How can I use what I have, to do what I need, to get what I want? Everyone strategizes every day. But there are proven ways to implement campaigns that increase engagement, continually build capacity, and choose tactics that best accomplish your goals - and that’s what we teach. Furthermore, our curriculum teaches you how to scan the social environment of your cause and plan how to move the most important actors to support you.
4. Creating a structure that cultivates leadership
Leadership is no longer about the ‘alpha’ leader, but about being part of a team where we are all leaders. But without structure, there is no space for creativity and imagination. A distributed leadership structure is like a snowflake— you need to ask how people will honour commitments, and who is responsible for providing leadership for the different parts. Then you create opportunities for people to grow their leadership skills within the work.
5. Moving your people to action
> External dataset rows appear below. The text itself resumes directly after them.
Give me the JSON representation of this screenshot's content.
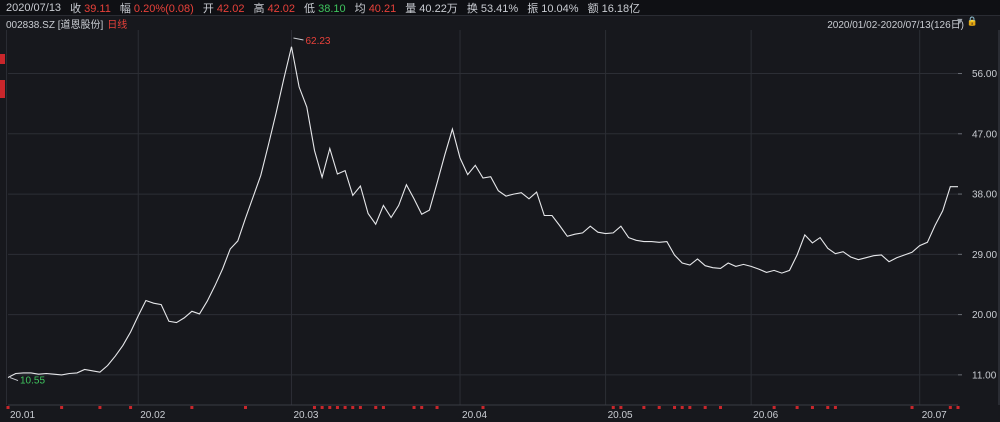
{
  "header": {
    "date": "2020/07/13",
    "close_label": "收",
    "close_value": "39.11",
    "change_label": "幅",
    "change_value": "0.20%(0.08)",
    "open_label": "开",
    "open_value": "42.02",
    "high_label": "高",
    "high_value": "42.02",
    "low_label": "低",
    "low_value": "38.10",
    "avg_label": "均",
    "avg_value": "40.21",
    "volume_label": "量",
    "volume_value": "40.22万",
    "turnover_label": "换",
    "turnover_value": "53.41%",
    "amplitude_label": "振",
    "amplitude_value": "10.04%",
    "amount_label": "额",
    "amount_value": "16.18亿"
  },
  "subheader": {
    "code": "002838.SZ [道恩股份]",
    "period": "日线",
    "range": "2020/01/02-2020/07/13(126日)"
  },
  "colors": {
    "background": "#17181d",
    "line": "#e6e7ea",
    "grid": "#2c2e35",
    "up_red": "#e8413a",
    "down_green": "#3fc45e",
    "marker": "#c9262b"
  },
  "chart_data": {
    "type": "line",
    "x_tick_labels": [
      "20.01",
      "20.02",
      "20.03",
      "20.04",
      "20.05",
      "20.06",
      "20.07"
    ],
    "y_ticks": [
      "11.00",
      "20.00",
      "29.00",
      "38.00",
      "47.00",
      "56.00"
    ],
    "ylim": [
      6.5,
      62.5
    ],
    "grid": true,
    "annotations": {
      "high": "62.23",
      "low": "10.55"
    },
    "series": [
      {
        "values": [
          10.6,
          11.2,
          11.3,
          11.3,
          11.1,
          11.2,
          11.1,
          11.0,
          11.2,
          11.3,
          11.8,
          11.6,
          11.4,
          12.4,
          13.8,
          15.4,
          17.4,
          19.8,
          22.1,
          21.7,
          21.5,
          19.0,
          18.8,
          19.5,
          20.5,
          20.1,
          22.0,
          24.3,
          26.8,
          29.8,
          31.0,
          34.4,
          37.6,
          40.8,
          45.4,
          50.1,
          55.2,
          60.0,
          54.0,
          51.0,
          44.5,
          40.5,
          44.8,
          41.0,
          41.5,
          37.8,
          39.2,
          35.1,
          33.5,
          36.3,
          34.5,
          36.3,
          39.4,
          37.3,
          35.0,
          35.6,
          39.6,
          43.8,
          47.7,
          43.4,
          40.9,
          42.3,
          40.4,
          40.6,
          38.5,
          37.7,
          38.0,
          38.2,
          37.3,
          38.3,
          34.8,
          34.8,
          33.3,
          31.7,
          32.0,
          32.2,
          33.2,
          32.3,
          32.1,
          32.2,
          33.2,
          31.5,
          31.1,
          30.9,
          30.9,
          30.8,
          30.9,
          28.9,
          27.7,
          27.4,
          28.3,
          27.3,
          27.0,
          26.9,
          27.7,
          27.2,
          27.5,
          27.2,
          26.8,
          26.3,
          26.6,
          26.2,
          26.6,
          28.9,
          31.9,
          30.7,
          31.5,
          29.9,
          29.1,
          29.4,
          28.6,
          28.2,
          28.5,
          28.8,
          28.9,
          27.9,
          28.5,
          28.9,
          29.3,
          30.3,
          30.8,
          33.3,
          35.5,
          39.1,
          39.1
        ]
      }
    ]
  }
}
The capstone component of our curriculum is moving people to take action after you have told your story, fostered relationships, and have structured your team so that it’s ready to grow. We teach what techniques catapult your community to do specific tasks, and feel they are supported and growing in the process.
To date, we have trained over 2000 aspiring organizers with projects striving to change the status quo of governance practices, LGBTQ advocacy, environmental justice, labour rights, social planning, immigration practices among many other causes. We host large events for people of all levels of progress in their projects as well as personalized smaller workshops for your organization or team. Please visit our Contact Us page to inquire about setting up a training or being a part of our movement.
We also teach:
Making Government Work for you: This training teaches students how to meet with elected officials. By learning how legislation is developed and understanding elected officials' priorities, students will finish prepared to meet with their politicians, and get the most out of those meetings.
Communication and Media Campaign Planning: This training by Patrick Gossage teaches students how to integrate media with their organizing initiatives. By understanding how media can amplifying organizing objectives at different moments in your campaign timeline, students finish this training with a better understanding of how more effectively tell their organizing story to the media at the right moments.
Social Media: Do you know how your Twitter audience differs from your Facebook audience? How well do you understand how digital algorithms guarantee that some posts will do better than others? This training teaches students how to use social media as impactfully as possible when organizing.
Strategic Mentorship: DVP Olivia Chow has given organizations strategic advice about how to organize as effectively as possible as part of their campaigns.